I have a new article published today on Photofocus, titled “How to use negative fill to create deep, dramatic photos”. Here’s a sneakpeek… ” …” Check out the rest of the article at this link: How to use negative fill…
The power of photography is its ability to make us feel and imagine from nothing more than a 2 dimensional collection of dots on a piece of paper or computer screen. “Mannequins” by Isengardt, definitely makes you feel something, the best word I have to describe it is “uncomfortable”. This is a “rule breaker” image, and why it works so well. The mannequins have been transformed by the light and composition into something other than the typical figure of glamour we expect. Messy hair, harsh light, and black clothes create something more out of a Hitchcock movie then a department store. We associate the eyes with life and personality, here they are lifeless, the gaze of each directed somewhere off frame. This otherworldly scene takes the viewer out of their comfort zone, one of the greatest purposes of art.
“The purpose of art actually is, in many cases, to make you feel quite uncomfortable. Or at least to go to that place that’s already of discomfort inside of you and tap into that.” – Michael Moore
The image “1” by Denis Malciu displays a perfect choice of composing in black and white, simplifying what could have otherwise been a very busy photo. As the crowd stands in rapt attention to the dancer’s performance, they frame the dancers instead of competing with them. Imagine if instead this photo was presented in color. The dancers could have easily gotten lost against that sea of people and the variety of textures and colors they are wearing. Instead the photographer works purely with light and contrast.
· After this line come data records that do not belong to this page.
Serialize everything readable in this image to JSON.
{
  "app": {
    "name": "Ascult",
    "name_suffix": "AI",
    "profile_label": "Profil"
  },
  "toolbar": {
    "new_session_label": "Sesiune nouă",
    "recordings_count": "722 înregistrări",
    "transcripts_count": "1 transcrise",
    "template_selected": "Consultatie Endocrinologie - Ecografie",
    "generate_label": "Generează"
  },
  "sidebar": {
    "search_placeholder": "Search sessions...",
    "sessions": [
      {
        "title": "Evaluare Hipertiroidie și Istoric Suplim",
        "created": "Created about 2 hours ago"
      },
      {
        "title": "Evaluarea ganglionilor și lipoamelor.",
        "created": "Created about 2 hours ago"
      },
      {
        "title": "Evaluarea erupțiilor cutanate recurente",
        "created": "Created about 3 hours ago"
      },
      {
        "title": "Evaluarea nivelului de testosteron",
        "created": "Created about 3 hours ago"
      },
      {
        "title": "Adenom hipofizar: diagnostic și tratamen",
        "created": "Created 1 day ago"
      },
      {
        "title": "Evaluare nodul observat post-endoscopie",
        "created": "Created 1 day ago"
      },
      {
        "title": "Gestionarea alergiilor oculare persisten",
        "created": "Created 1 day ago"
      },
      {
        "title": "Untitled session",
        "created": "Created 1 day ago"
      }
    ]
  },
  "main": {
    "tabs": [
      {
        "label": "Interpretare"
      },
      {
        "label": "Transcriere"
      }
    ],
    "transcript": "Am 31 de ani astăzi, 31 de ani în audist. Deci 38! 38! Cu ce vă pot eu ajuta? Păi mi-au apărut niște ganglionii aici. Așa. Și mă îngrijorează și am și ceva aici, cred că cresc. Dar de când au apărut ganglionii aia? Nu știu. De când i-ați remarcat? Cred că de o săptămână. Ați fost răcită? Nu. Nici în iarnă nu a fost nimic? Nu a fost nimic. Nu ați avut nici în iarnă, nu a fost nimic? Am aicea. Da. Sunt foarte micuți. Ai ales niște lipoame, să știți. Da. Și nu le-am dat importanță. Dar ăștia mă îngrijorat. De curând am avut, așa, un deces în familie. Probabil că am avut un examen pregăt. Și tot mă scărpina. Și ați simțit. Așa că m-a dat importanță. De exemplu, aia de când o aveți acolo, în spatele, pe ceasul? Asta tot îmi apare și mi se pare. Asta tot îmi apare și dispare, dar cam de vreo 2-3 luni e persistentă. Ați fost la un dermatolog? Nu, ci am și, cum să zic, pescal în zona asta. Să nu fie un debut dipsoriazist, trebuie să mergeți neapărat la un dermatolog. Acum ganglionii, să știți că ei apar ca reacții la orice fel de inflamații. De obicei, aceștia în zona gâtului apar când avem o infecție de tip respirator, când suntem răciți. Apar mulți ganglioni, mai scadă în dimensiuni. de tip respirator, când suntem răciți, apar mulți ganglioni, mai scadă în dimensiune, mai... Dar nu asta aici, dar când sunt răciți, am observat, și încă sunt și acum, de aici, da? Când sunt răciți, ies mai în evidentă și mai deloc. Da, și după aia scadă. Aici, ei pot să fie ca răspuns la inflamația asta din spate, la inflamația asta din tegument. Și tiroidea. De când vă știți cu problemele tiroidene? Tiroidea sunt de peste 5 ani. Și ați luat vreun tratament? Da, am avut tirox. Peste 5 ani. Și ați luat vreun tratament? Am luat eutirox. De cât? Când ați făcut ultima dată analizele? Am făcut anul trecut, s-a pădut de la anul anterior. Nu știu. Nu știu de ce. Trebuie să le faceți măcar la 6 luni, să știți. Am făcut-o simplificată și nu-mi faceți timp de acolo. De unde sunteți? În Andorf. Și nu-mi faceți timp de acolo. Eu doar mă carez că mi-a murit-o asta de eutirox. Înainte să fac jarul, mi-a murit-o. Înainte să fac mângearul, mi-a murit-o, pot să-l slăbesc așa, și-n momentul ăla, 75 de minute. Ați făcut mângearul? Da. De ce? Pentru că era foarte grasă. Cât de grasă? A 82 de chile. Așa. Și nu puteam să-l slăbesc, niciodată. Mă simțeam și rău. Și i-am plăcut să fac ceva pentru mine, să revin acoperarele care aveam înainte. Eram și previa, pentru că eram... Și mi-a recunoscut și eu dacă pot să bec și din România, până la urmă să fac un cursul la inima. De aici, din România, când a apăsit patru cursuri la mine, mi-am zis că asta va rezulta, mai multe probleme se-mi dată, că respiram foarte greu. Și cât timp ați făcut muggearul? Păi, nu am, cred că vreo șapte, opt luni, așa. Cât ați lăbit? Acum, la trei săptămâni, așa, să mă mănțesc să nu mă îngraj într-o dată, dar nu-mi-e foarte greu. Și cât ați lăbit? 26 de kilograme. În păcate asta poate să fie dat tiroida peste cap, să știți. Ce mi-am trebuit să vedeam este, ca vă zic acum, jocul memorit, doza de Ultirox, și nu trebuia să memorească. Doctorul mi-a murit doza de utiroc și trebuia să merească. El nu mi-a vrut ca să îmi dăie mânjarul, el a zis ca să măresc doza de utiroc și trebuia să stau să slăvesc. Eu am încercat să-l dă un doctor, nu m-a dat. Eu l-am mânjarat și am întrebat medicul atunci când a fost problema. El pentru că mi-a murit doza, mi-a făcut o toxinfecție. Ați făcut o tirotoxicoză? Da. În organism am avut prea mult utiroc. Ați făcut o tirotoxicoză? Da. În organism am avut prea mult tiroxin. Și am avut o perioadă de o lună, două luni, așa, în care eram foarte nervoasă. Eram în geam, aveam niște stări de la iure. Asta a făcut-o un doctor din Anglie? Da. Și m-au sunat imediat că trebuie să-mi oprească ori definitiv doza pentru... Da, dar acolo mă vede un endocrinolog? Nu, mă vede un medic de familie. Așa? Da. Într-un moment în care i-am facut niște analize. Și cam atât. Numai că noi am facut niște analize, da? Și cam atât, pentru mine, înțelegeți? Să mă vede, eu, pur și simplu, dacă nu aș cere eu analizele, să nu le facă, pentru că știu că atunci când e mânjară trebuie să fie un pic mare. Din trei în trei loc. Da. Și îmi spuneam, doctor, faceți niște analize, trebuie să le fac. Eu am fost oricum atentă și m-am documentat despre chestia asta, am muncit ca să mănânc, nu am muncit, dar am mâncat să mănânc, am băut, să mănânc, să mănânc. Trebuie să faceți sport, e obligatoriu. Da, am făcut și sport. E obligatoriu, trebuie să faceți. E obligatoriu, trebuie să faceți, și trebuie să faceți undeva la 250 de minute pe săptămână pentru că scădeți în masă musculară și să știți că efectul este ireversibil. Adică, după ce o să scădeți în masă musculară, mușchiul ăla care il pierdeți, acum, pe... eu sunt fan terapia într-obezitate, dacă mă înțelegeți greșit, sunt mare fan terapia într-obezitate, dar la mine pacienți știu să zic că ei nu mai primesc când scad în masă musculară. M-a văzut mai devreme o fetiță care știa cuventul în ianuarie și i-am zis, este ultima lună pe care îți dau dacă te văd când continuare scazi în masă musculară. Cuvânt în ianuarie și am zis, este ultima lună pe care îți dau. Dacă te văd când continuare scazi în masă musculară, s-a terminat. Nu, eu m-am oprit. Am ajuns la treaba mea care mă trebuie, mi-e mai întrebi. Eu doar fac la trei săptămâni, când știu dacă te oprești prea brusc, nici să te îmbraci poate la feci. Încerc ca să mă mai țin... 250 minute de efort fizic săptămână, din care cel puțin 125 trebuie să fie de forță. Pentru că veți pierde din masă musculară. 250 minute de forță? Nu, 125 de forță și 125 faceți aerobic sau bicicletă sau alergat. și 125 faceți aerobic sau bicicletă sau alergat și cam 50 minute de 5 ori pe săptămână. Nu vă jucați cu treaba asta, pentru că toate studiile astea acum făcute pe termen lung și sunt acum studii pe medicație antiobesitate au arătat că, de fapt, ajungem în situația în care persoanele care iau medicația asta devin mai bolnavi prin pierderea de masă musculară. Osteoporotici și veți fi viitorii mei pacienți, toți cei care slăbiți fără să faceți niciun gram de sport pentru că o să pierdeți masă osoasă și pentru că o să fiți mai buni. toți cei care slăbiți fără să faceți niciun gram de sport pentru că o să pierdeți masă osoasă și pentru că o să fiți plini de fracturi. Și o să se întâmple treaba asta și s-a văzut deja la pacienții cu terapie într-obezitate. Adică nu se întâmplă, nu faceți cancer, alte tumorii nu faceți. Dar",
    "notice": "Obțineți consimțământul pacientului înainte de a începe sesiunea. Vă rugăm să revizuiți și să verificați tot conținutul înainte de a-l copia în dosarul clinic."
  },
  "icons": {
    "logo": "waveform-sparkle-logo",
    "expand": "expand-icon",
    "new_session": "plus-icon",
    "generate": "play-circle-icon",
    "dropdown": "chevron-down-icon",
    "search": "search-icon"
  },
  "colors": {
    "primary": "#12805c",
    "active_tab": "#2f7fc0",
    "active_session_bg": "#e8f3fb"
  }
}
Though small in the frame, the dancers take center stage in the image, drawing your attention directly to them, captivating you as they did the crowd.